In The English Physitian, Culpeper gives a full example of his method, using the herb blessed thistle:
The Herb is Carduus Benedictus, or blessed Thistle or holy Thistle. . . It is an Herb of Mars, and under the Sign Aries; now in handling this Herb, I shall give you a rational Pattern of all the rest, and if you please to view them throughout the Book, you shall to your content find it true.
It helps Swimming and giddiness of the Head, or the Disease called Vertigo, because Aries is the House of Mars.
It is an excellent Remedy against the yellow Jaundice, and other infirmities of the Gall, because Mars governs Choller.
It strengthens the attractive faculty in man, and clarifies the Blood, because the one is ruled by Mars.
The continual drinking the Decoction of it helps red Faces, Tetters, and Ringworms because Mars causeth them.
It helps Plague sore, Boils and Itch, the Biting of mad Dogs and venemous Beasts, all which infirmities are under Mars. Thus you see what it doth by Sympathy. . .
He goes on to list several applications “by antipathy.” In opposition to Venus, blessed thistle cures the French pox; in opposition to Saturn, it cures deafness and melancholy.
Herbal comic and logic
Once the astrological rulerships and relationships are learned (and Culpeper’s audience would certainly have been familiar with them), his logic is not difficult to understand. In fact, it often seems that what Culpeper is really searching for is the why of herbal medicine: “If you please to make use of these Rules,” he says in the introduction to The English Physitian, “you may be able to give a Reason of your Judgment to him that asketh you.” The astrological model is certainly mnemonic, if nothing else, and must have made it easier to remember which herbs were associated with which parts of the body. Sometimes, too, I suspect that Culpeper is writing with his tongue firmly in his cheek, making fun of the astrological connections even as he uses them:
Wormwood is an herb of Mars . . . I prove it thus: What delights in martial places, is a martial herb; Wormwood delights in martial places (for about forges and iron works you may gather a cart-load of it), ergo, it is a martial herb.
A reader who misses the comic tone in this passage might indeed think that Culpeper was a fool or a quack. Personally, I believe he was neither. I think, rather, that he was a maverick with a renegade wit and a sharp tongue, who often wrote the way he talked, with an intemperate sense of humor and a strongly ironic twist.
When we read Culpeper’s work in the context of his own social and political environment, it is easy to see the importance of his contribution to the history of medicinal plants.

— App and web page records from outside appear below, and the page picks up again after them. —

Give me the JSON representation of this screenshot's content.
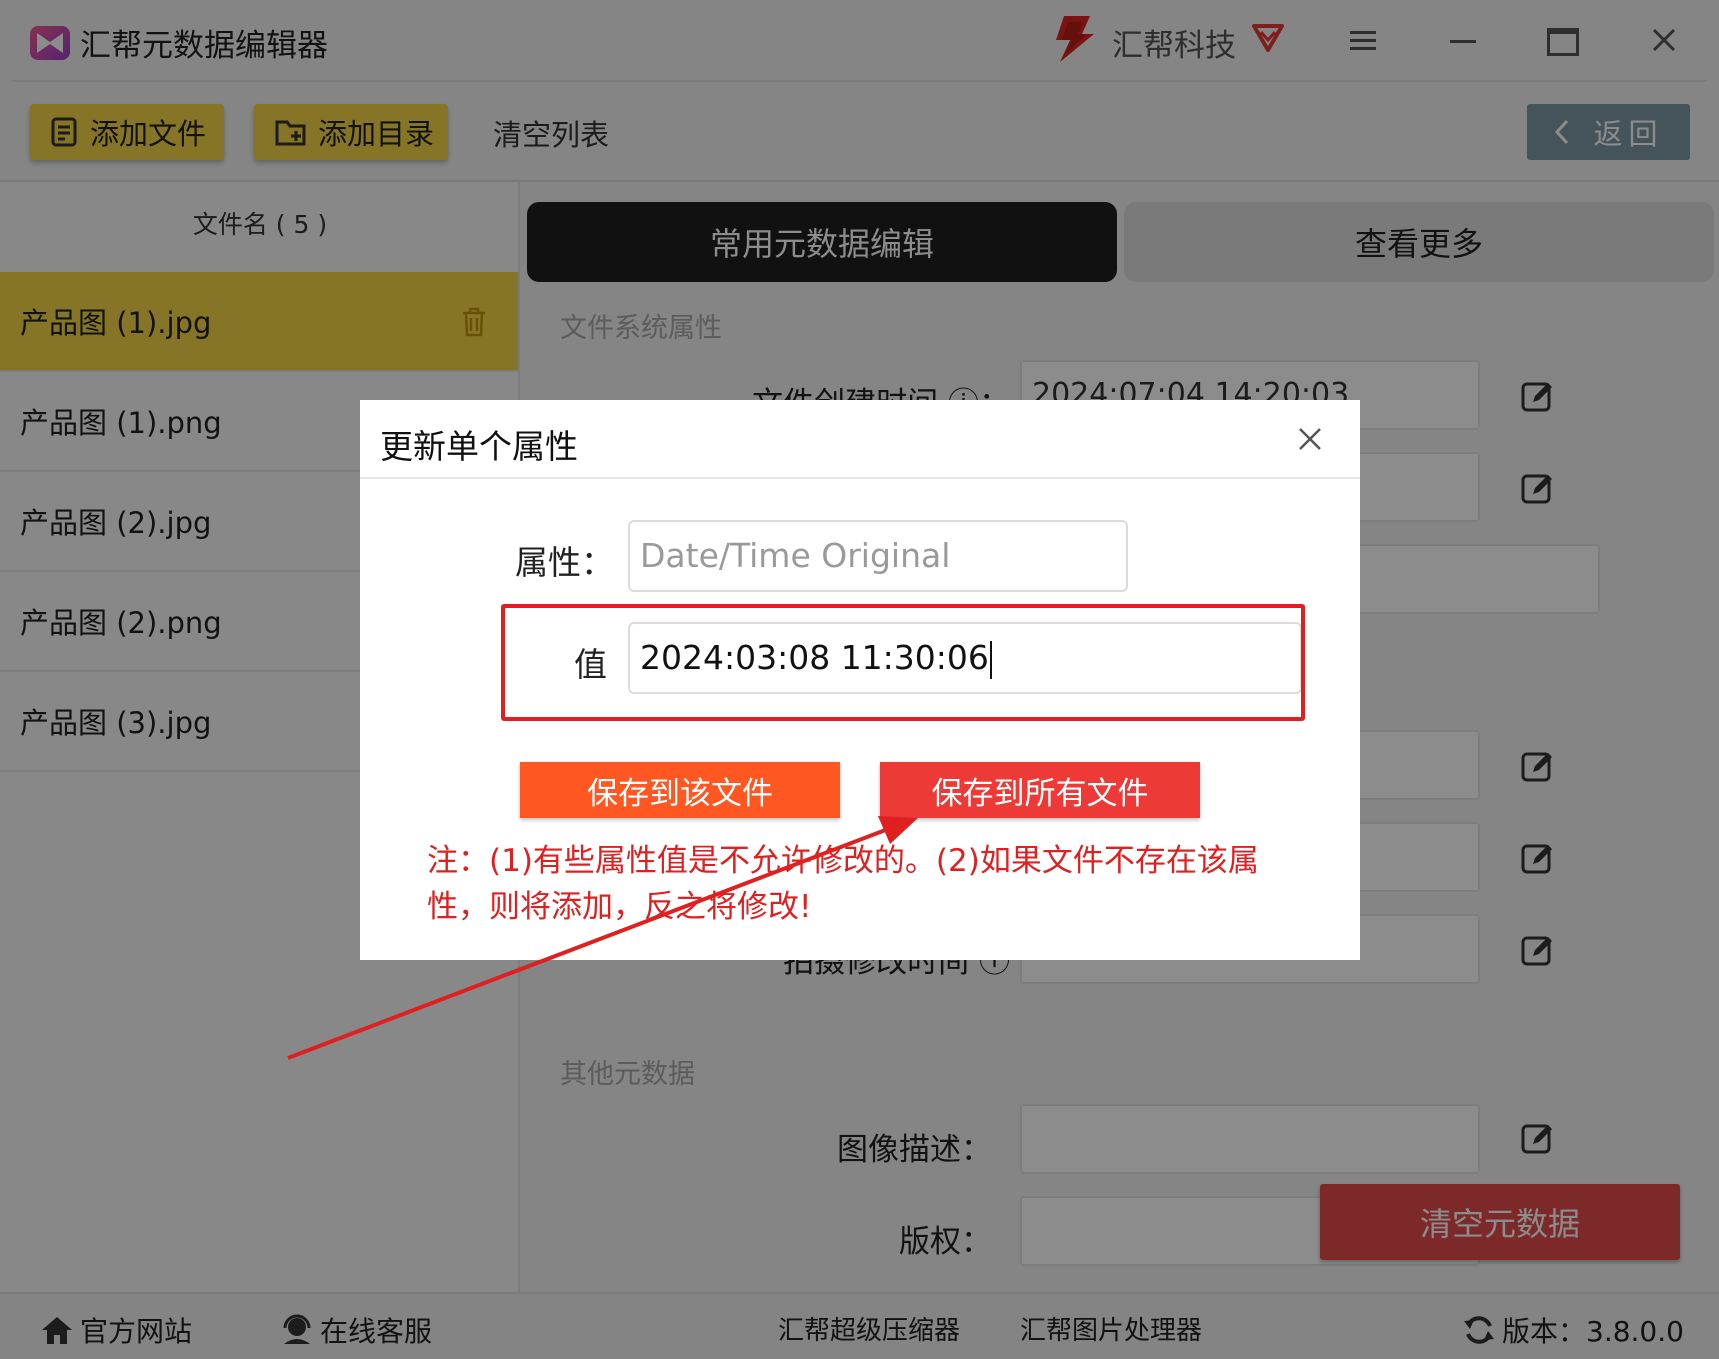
{
  "app": {
    "title": "汇帮元数据编辑器",
    "brand": "汇帮科技"
  },
  "toolbar": {
    "add_file": "添加文件",
    "add_dir": "添加目录",
    "clear_list": "清空列表",
    "back": "返回"
  },
  "file_list": {
    "header": "文件名 ( 5 )",
    "files": [
      "产品图 (1).jpg",
      "产品图 (1).png",
      "产品图 (2).jpg",
      "产品图 (2).png",
      "产品图 (3).jpg"
    ],
    "selected_index": 0
  },
  "tabs": {
    "common": "常用元数据编辑",
    "more": "查看更多"
  },
  "sections": {
    "fs_props": "文件系统属性",
    "other_meta": "其他元数据"
  },
  "fields": {
    "create_time_label": "文件创建时间 ⓘ：",
    "create_time_value": "2024:07:04 14:20:03",
    "modify_label": "拍摄修改时间 ⓘ",
    "image_desc_label": "图像描述：",
    "copyright_label": "版权："
  },
  "clear_meta_button": "清空元数据",
  "status": {
    "website": "官方网站",
    "support": "在线客服",
    "compressor": "汇帮超级压缩器",
    "image_tool": "汇帮图片处理器",
    "version": "版本：3.8.0.0"
  },
  "modal": {
    "title": "更新单个属性",
    "attr_label": "属性：",
    "attr_placeholder": "Date/Time Original",
    "value_label": "值",
    "value": "2024:03:08 11:30:06",
    "save_this": "保存到该文件",
    "save_all": "保存到所有文件",
    "note": "注：(1)有些属性值是不允许修改的。(2)如果文件不存在该属性，则将添加，反之将修改!"
  },
  "colors": {
    "accent_yellow": "#f5d447",
    "save_this": "#ff5722",
    "save_all": "#ee3a36",
    "highlight_red": "#e02020",
    "back_button": "#7f97a4"
  }
}
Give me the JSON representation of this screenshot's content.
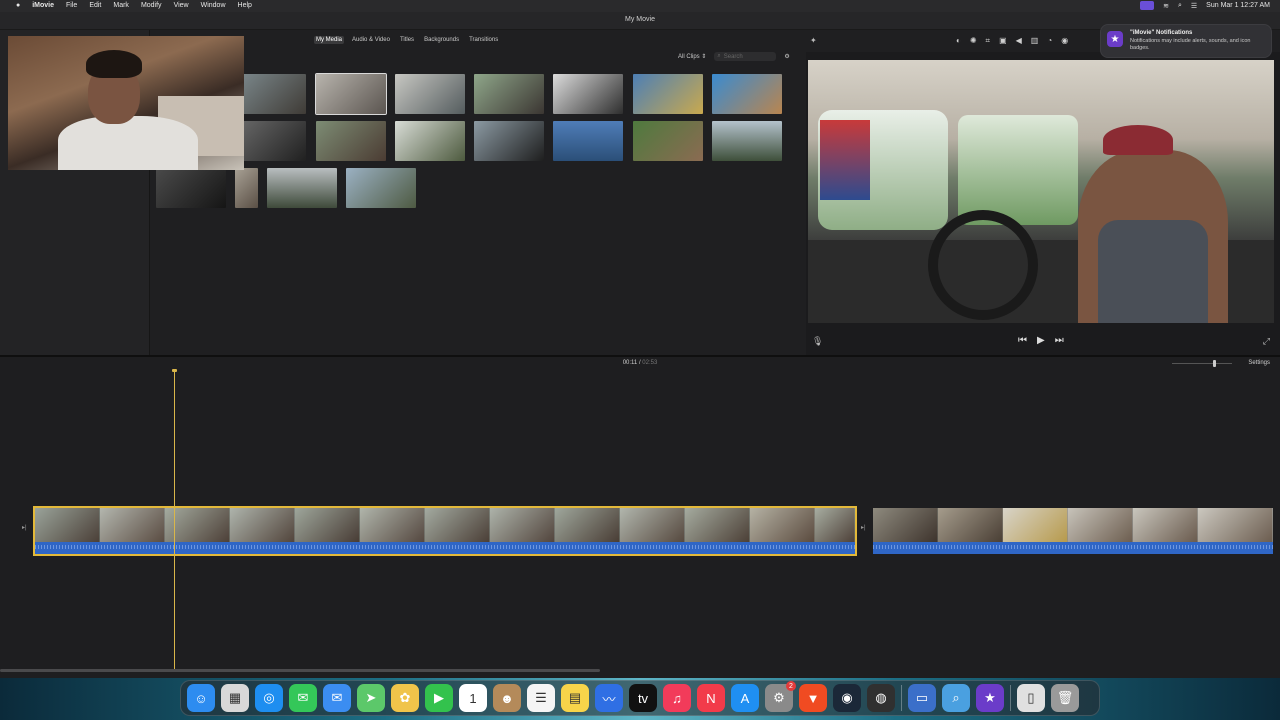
{
  "menubar": {
    "app": "iMovie",
    "items": [
      "File",
      "Edit",
      "Mark",
      "Modify",
      "View",
      "Window",
      "Help"
    ],
    "clock": "Sun Mar 1  12:27 AM"
  },
  "window": {
    "title": "My Movie"
  },
  "browser": {
    "tabs": [
      {
        "label": "My Media",
        "active": true
      },
      {
        "label": "Audio & Video",
        "active": false
      },
      {
        "label": "Titles",
        "active": false
      },
      {
        "label": "Backgrounds",
        "active": false
      },
      {
        "label": "Transitions",
        "active": false
      }
    ],
    "filter": "All Clips",
    "search_placeholder": "Search"
  },
  "viewer": {
    "tools": [
      "color-balance",
      "color-correction",
      "crop",
      "stabilization",
      "volume",
      "noise-reduction",
      "speed",
      "clip-filter"
    ]
  },
  "notification": {
    "title": "\"iMovie\" Notifications",
    "body": "Notifications may include alerts, sounds, and icon badges."
  },
  "timeline": {
    "current_time": "00:11",
    "separator": "/",
    "duration": "02:53",
    "settings_label": "Settings"
  },
  "dock": {
    "apps": [
      {
        "name": "finder",
        "glyph": "☺",
        "color": "#2d8cf0"
      },
      {
        "name": "launchpad",
        "glyph": "▦",
        "color": "#d8d8d8"
      },
      {
        "name": "safari",
        "glyph": "◎",
        "color": "#1e8ef0"
      },
      {
        "name": "messages",
        "glyph": "✉",
        "color": "#34c759"
      },
      {
        "name": "mail",
        "glyph": "✉",
        "color": "#3b8df1"
      },
      {
        "name": "maps",
        "glyph": "➤",
        "color": "#5cc86a"
      },
      {
        "name": "photos",
        "glyph": "✿",
        "color": "#f0c44a"
      },
      {
        "name": "facetime",
        "glyph": "▶",
        "color": "#33c24d"
      },
      {
        "name": "calendar",
        "glyph": "1",
        "color": "#ffffff"
      },
      {
        "name": "contacts",
        "glyph": "☻",
        "color": "#b48a5a"
      },
      {
        "name": "reminders",
        "glyph": "☰",
        "color": "#f5f5f5"
      },
      {
        "name": "notes",
        "glyph": "▤",
        "color": "#f7d44a"
      },
      {
        "name": "freeform",
        "glyph": "〰",
        "color": "#2f6fe4"
      },
      {
        "name": "apple-tv",
        "glyph": "tv",
        "color": "#111111"
      },
      {
        "name": "music",
        "glyph": "♫",
        "color": "#f23b5a"
      },
      {
        "name": "news",
        "glyph": "N",
        "color": "#f23b4a"
      },
      {
        "name": "app-store",
        "glyph": "A",
        "color": "#1f8ff2"
      },
      {
        "name": "system-settings",
        "glyph": "⚙",
        "color": "#8a8a8a",
        "badge": "2"
      },
      {
        "name": "brave",
        "glyph": "▼",
        "color": "#f04b22"
      },
      {
        "name": "steam",
        "glyph": "◉",
        "color": "#1b2838"
      },
      {
        "name": "obs",
        "glyph": "◍",
        "color": "#303030"
      }
    ],
    "recent": [
      {
        "name": "screen-sharing",
        "glyph": "▭",
        "color": "#3b6fc9"
      },
      {
        "name": "preview",
        "glyph": "⌕",
        "color": "#4aa0e0"
      },
      {
        "name": "imovie",
        "glyph": "★",
        "color": "#6b3cc9"
      }
    ],
    "extras": [
      {
        "name": "documents-folder",
        "glyph": "▯",
        "color": "#e0e0e0"
      },
      {
        "name": "trash",
        "glyph": "🗑",
        "color": "#9a9a9a"
      }
    ]
  }
}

Culpeper understood, far better than any other medical man of his day, that people ought to know how their bodies function, what readily available remedies they might apply to their physical ailments, and how to obtain and use these simple remedies. Without a doubt, his books are the very best documentation we have of the uses of medicinal plants in Great Britain at the beginning of the age of Enlightenment.
Those of us who read him in later centuries should be very glad that this upstart apothecary’s apprentice chose to use the astrological model to explain the relationships between the plants and the planets. If he had not, the fascinating information that was mostly conveyed in the oral tradition would certainly have been lost. And that, I believe, would have been a tragedy.
Note: The source for the quotations from Culpeper is the original edition of The English Physitian: or an astrologo-physical discourse of the vulgar herbs of this nation. London: Peter Cole, 1652. Subsequent editions (from which the currently available “facsimile” editions are copied) contained material added by Alice Field Culpeper and later students of Culpeper’s method. The 1652 edition, the only one approved by Culpeper, is available at www.med.yale.edu/library/historical/culpeper/culpeper.htm.
Susan Wittig Albert is the author of the China Bayles Herbal Mysteries. Her new mystery, Bloodroot, is now available in bookstores.